At a Glance: Alpha Magnetic Spectrometer 2
The Alpha Magnetic Spectrometer is a particle physics experiment aboard the International Space Station. It measures cosmic rays and search for unusual matter. Scientists hope that the AMS-2 will contribute to learning about antimatter and dark matter and eventually the origin of the universe.
The AMS-2 was developed by more than 500 scientists from 16 countries. The project leader is Dr. Samuel Ting. It was assembled at CERN (Geneva, Switzerland)
AMS was moved to the Kennedy Space Center in August 2010 after being tested at various facilities in Europe.
AMS was launched aboard Space Shuttle Endeavour on Mission STS-134 in May 2011 and has since been residing on the S3 Starboard Truss Segment of the International Space Station, becoming active and making measurements within minutes after installation. The instrument is making about 25,000 detections per second. AMS-2 tracks incoming charged particles such as protons, electrons and antimatter particles such as positrons, precisely mapping the particle energies, velocities and direction of origin.
AMS-2 was built to be a state of the art particle physics detector and to be mounted on the exterior of the International Space Station. It utilizes the unique environment in low earth orbit to study the universe and its origin. The Alpha Magnetic Spectrometer is attached to the S3 Truss Segment of the ISS and it is scheduled to operate for the remainder of the Station’s time on orbit. The device measures rays with an unprecedented accuracy of one particle in 10 Billion. It will gather an enormous amount of data, about 7 Gigabytes per second. This data is being modified, so that the AMS-2 “only” requires a 2Mbps downlink bandwidth. Scientists hope that the AMS will answer questions that can’t be answered by observing cosmic rays from Earth.
Many scientific probes and intruments are mounted on the AMS to controbute to completing its mission objectives:
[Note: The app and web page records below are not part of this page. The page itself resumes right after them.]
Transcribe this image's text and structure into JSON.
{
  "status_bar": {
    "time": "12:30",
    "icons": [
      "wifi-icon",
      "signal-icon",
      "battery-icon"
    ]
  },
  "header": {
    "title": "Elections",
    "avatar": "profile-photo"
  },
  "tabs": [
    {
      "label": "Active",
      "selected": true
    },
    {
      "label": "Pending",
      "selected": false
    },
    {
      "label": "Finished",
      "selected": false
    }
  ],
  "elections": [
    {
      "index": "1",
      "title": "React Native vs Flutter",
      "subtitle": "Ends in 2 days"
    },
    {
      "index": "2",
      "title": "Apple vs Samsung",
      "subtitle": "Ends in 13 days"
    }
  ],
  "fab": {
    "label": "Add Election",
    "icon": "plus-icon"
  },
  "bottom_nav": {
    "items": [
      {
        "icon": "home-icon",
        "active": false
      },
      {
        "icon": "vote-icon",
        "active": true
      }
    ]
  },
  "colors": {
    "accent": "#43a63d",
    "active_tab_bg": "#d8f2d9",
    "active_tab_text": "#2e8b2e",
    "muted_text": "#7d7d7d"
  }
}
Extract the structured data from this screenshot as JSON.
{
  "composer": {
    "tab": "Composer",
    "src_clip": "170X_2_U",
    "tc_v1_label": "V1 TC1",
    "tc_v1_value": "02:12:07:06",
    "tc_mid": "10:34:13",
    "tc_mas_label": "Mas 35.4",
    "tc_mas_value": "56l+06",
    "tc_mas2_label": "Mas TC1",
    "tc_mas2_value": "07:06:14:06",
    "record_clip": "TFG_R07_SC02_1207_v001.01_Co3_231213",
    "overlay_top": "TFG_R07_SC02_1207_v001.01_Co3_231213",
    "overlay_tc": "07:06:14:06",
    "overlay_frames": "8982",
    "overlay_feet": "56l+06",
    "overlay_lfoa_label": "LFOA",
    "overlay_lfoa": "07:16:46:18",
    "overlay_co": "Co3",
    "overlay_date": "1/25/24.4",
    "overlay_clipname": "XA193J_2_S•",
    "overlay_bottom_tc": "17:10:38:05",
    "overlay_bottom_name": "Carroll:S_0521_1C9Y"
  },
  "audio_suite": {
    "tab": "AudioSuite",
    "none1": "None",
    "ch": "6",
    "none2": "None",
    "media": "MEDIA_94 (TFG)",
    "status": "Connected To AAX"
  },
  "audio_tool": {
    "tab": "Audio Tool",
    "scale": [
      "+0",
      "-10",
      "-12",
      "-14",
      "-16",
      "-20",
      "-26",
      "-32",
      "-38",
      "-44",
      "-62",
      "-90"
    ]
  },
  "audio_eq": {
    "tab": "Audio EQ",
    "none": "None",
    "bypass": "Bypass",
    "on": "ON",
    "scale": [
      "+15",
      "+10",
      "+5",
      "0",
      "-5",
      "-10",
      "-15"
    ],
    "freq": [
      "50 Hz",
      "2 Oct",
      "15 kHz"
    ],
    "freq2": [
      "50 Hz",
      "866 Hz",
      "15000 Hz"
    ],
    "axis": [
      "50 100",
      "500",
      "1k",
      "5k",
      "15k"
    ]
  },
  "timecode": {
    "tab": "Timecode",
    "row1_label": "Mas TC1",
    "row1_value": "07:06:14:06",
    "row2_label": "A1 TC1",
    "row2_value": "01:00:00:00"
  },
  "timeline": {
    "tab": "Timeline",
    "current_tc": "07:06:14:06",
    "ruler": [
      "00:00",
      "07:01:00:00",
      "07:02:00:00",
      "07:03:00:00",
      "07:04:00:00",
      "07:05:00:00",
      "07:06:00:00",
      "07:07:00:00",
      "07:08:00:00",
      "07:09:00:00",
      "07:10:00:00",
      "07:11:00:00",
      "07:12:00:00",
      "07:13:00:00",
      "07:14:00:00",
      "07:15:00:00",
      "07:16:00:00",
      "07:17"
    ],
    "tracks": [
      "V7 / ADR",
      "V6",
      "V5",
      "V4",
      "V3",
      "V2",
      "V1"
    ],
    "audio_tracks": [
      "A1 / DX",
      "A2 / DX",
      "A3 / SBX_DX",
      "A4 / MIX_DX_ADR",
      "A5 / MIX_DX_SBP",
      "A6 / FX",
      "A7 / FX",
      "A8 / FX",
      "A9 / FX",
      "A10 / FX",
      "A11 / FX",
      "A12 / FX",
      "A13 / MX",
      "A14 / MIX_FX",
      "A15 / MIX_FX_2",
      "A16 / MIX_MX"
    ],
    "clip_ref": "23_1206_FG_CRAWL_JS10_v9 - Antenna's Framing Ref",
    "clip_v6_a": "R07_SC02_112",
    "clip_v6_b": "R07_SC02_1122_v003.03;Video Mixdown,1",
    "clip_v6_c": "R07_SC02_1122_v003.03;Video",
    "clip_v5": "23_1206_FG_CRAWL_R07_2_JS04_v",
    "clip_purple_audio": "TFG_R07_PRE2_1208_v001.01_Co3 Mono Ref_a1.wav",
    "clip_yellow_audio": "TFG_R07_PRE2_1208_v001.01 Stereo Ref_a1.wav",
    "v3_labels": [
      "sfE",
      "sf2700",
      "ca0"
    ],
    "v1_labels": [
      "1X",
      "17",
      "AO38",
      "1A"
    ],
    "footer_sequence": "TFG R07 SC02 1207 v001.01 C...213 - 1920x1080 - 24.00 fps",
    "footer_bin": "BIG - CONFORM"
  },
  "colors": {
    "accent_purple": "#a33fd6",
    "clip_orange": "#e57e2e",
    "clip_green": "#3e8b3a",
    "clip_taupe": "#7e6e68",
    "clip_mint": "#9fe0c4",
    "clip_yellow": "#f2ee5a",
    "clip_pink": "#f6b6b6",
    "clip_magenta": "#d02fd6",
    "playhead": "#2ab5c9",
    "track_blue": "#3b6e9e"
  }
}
The core of AMS is a permanent magnet that is used to separate matter from anti-matter. It allows the instruments to distinguish electrons from positrons, because differently charged particles will be curved in different ways when passing the magnet. 2 magnets have been developed by the AMS collaboration: a superconducting magnet with a very high field power (better bending power to distinguish parts at higher energy levels) and a permanent magnet with a lower field power, but with a longer lifetime. When the ISS program was extended, developers decided that the permanent magnet will be the heart of AMS-2.
The Transition Radiation Detector is another state of the art device that is used to identify particles at high energy levels through detection of X-Rays (Electrons emit X-Rays while Protons don’t).
The Time-of-Flight subsystem measures the particle’s transit time into the instrument and the velocity of charged particles up to 98% the speed of light. It also triggers all important subsystems when a charged particle enters AMS-2.
One of the most crucial systems aboard the AMS is the Silicon Tracker which is hoped to be able to identify anti-matter. It precisely measures the curvature of particles that are being influenced by the permanent magnet.
Another subsystem that contributes to measuring the exact speed of particles is the Ring Imaging Cherenkov Detector.
The Electromagnetic Calorimeter is used to distinguish different particles. It identifes particles that have the same electrical charge but a different mass/energy.
An Anti-Coincidence Counter ensures that only particles that can be properly measured enter the Alpha Magnetic Spectrometer. Also, the ACC will prevent interacting events that can be caused within the system, from being measured.
To keep the error rate low, the Tracker Alignment System checks the positions of all integrated systems to recognize misalignments. These will be corrected, so that systematic errors are prevented.
Also mounted on the AMS-2 is a Star Tracker to give a precise orientation of the instrument. This tracker is similar to the trackers on the ISS, however it is more accurate than the ones used on the ISS. It detects the direction a particle comes from.
A GPS receiver is being used to synchronize the clocks aboard AMS and to determine “time of arrival” of Gamma-Ray Events.
The Instrument was installed during Space SHuttle Mission STS-134 and has since then cataolgued and measured about 25,000 detections per second.